Taken together the establishment Republicans and the far left Democrats could overcome a filibuster — assuming fiscally conservative Republicans don’t kill the idea from within.
Is the Consumer Financial Protection Bureau on the endangered species list? The idea of changing its structure into a commission and tying its budget to the appropriations process is on the table. But can Republicans get a bipartisan 60 votes? …
Establishment Republicans fantasize about this, and they will dutifully propose such a change. Unfortunately, it will run into an impenetrable barrier of united Democrats, and the legislation will go nowhere.
The financial services marketplace would like to see some relief from some of Dodd Frank’s intended and unintended effects. But, the Democrats will be aggressive in defending the law and the CFPB. Opposition will be led by significant national voices including Senators Brown (D-OH), Warren (D-MA) and Sanders (D-VT).
Democrats recognize Dodd-Frank isn’t perfect, and they will allow Republicans to correct some obvious problems, but the chance of a repeal of Dodd-Frank in toto is basically zero.

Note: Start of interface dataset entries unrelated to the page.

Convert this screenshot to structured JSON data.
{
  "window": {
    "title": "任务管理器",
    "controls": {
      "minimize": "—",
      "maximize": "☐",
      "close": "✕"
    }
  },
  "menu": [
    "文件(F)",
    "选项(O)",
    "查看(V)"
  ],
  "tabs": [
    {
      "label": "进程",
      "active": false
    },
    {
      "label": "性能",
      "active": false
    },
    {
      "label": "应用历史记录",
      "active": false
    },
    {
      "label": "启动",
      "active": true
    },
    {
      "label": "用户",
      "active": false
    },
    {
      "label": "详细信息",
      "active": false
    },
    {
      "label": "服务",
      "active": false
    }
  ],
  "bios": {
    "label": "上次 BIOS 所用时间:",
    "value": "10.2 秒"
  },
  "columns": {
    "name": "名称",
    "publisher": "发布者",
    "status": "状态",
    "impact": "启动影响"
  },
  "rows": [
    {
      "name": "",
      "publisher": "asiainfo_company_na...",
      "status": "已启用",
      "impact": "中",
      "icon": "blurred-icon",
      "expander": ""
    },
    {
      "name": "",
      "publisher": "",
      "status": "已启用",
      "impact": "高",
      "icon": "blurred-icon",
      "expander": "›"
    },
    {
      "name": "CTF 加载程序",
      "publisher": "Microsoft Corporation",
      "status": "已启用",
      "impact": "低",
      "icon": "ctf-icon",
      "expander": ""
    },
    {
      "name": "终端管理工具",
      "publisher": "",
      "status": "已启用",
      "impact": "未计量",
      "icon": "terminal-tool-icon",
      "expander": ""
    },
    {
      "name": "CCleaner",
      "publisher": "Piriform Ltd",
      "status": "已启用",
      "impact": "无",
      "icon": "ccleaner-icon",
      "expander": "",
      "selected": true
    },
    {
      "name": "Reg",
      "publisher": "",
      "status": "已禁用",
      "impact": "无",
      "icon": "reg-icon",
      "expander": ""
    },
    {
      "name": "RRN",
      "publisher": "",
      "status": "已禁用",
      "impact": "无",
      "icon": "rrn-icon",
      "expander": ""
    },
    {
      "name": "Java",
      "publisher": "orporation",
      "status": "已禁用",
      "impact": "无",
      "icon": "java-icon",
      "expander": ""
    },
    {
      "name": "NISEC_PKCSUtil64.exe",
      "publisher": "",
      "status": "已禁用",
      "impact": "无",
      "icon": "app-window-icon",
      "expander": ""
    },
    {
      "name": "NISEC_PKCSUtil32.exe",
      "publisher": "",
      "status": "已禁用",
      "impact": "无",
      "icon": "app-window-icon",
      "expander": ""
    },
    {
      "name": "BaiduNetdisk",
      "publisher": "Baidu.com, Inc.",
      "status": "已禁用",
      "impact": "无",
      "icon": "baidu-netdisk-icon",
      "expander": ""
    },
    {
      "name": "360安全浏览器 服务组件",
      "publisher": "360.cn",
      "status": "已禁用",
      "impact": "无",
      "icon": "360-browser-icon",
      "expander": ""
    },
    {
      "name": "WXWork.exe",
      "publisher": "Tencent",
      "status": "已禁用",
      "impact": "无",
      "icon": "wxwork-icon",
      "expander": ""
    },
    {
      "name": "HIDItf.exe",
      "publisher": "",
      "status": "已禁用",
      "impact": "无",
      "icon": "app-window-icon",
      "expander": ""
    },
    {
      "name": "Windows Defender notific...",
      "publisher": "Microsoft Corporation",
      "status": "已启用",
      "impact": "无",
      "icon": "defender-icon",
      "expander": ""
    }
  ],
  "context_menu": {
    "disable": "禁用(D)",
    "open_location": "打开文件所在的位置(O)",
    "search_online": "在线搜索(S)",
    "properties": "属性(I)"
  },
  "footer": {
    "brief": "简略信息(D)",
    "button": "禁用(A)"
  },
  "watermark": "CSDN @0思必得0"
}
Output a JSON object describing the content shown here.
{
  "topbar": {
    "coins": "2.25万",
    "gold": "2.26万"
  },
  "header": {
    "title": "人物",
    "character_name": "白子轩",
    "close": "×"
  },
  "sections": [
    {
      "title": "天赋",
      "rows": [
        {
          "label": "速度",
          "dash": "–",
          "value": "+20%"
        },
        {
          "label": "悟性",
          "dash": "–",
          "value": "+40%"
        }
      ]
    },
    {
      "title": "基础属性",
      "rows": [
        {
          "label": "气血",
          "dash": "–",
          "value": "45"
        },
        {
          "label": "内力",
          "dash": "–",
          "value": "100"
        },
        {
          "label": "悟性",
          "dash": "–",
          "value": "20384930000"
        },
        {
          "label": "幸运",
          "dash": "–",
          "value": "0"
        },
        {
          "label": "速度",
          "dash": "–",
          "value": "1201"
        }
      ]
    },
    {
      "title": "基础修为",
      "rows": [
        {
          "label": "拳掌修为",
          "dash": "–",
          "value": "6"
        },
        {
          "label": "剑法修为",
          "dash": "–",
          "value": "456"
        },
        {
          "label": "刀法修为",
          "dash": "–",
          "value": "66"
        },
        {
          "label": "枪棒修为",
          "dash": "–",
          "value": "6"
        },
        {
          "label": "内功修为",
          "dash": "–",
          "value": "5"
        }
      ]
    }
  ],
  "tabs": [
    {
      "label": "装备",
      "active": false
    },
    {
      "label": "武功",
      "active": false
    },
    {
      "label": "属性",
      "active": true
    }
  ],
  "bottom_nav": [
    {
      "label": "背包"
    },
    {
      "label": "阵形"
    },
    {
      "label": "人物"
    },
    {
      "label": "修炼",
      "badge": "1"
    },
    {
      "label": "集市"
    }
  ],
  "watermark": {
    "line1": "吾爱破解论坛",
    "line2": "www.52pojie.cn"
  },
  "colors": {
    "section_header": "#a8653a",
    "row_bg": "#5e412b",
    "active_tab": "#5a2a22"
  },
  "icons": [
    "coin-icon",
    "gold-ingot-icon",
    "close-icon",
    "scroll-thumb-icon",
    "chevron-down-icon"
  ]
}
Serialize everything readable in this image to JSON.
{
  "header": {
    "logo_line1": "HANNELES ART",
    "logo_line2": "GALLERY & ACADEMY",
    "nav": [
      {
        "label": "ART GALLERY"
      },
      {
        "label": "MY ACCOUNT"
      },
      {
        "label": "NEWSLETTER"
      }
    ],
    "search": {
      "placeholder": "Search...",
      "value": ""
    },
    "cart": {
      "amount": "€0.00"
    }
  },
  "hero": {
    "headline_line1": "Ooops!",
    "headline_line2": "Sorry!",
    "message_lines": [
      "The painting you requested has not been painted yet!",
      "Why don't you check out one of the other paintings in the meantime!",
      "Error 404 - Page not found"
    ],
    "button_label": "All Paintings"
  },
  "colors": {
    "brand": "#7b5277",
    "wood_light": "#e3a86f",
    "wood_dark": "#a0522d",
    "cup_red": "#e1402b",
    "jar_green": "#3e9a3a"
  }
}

What about expanding the so-called “mortgage credit box?” … The GSEs are trying to address rep and warrant issues tied to buyback risks. Many believe this risk is first on the list of reasons why the credit box isn’t opened more widely today.
This is an area where far-left Democrats and Republicans can find common ground if the fiscal conservatives don’t get in the way.
What about the mortgage interest deduction? Critics have been trying to gore this sacred cow for years. The odds of a change look slim when you consider the significant voices of support including community banks, credit unions, realtors and home builders. Were such a change to be enacted the effects of it could be moderated if the personal deduction is raised significantly (and) or the personal tax rate is cut. …
I recently wrote about how Trump’s tax plan will shift housing demand from move-ups to entry-level. The home mortgage interest deduction first needs to be undermined in its support, and the easiest way to do that is to raise the standard deduction so that almost nobody itemizes and uses the HMID. Since raising the standard deduction is a tax break for the poor and working class, I expect significant Democratic support for such a measure.
The Republican path to passing legislation is clear: they must keep their party together (which won’t be easy), and they must appeal to 8 Democratic senators to avoid a Senate filibuster. If they move to the middle, many compromise positions are possible. The future of housing finance hangs in the balance.